#### REQUIRED ACTION
Give only the number of lines below that contain the word "legend".

#### TASK MATERIAL

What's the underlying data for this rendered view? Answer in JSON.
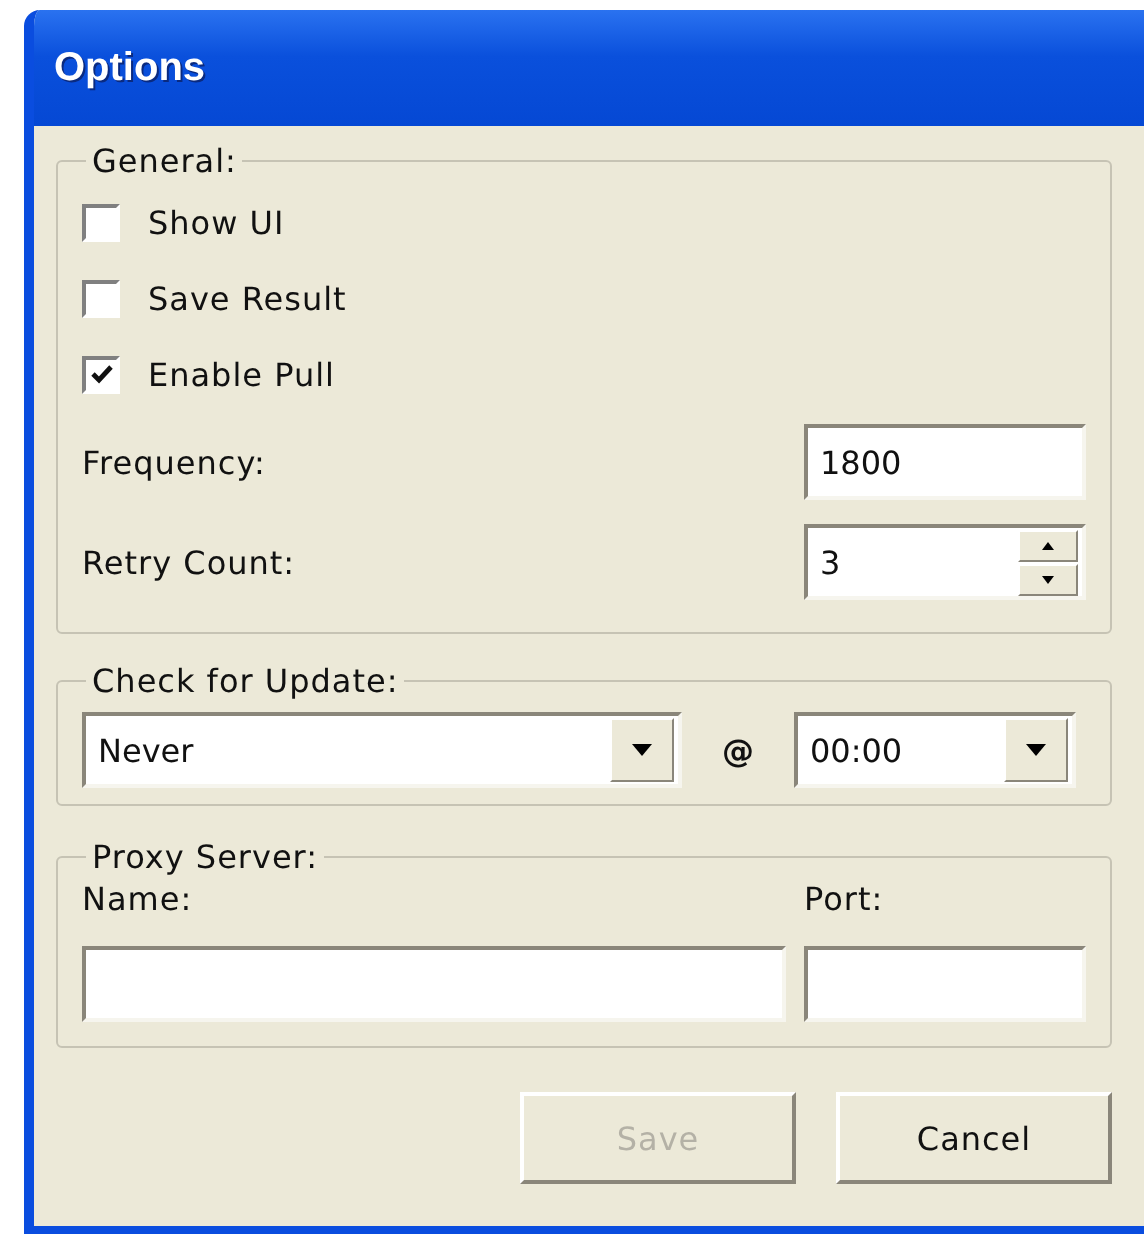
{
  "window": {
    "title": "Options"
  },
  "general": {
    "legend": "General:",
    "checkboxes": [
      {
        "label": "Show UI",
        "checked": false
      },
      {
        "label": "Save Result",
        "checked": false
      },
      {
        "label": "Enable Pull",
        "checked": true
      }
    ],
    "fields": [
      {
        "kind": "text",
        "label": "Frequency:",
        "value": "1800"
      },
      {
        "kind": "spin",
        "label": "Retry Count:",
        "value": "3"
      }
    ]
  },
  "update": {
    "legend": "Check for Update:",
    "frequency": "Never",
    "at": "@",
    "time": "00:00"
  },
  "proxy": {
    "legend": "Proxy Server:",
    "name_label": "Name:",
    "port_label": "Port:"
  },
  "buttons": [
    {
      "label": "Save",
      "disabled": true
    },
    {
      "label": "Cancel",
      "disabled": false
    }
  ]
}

#### RESPONSE FOR THIS EXERCISE
3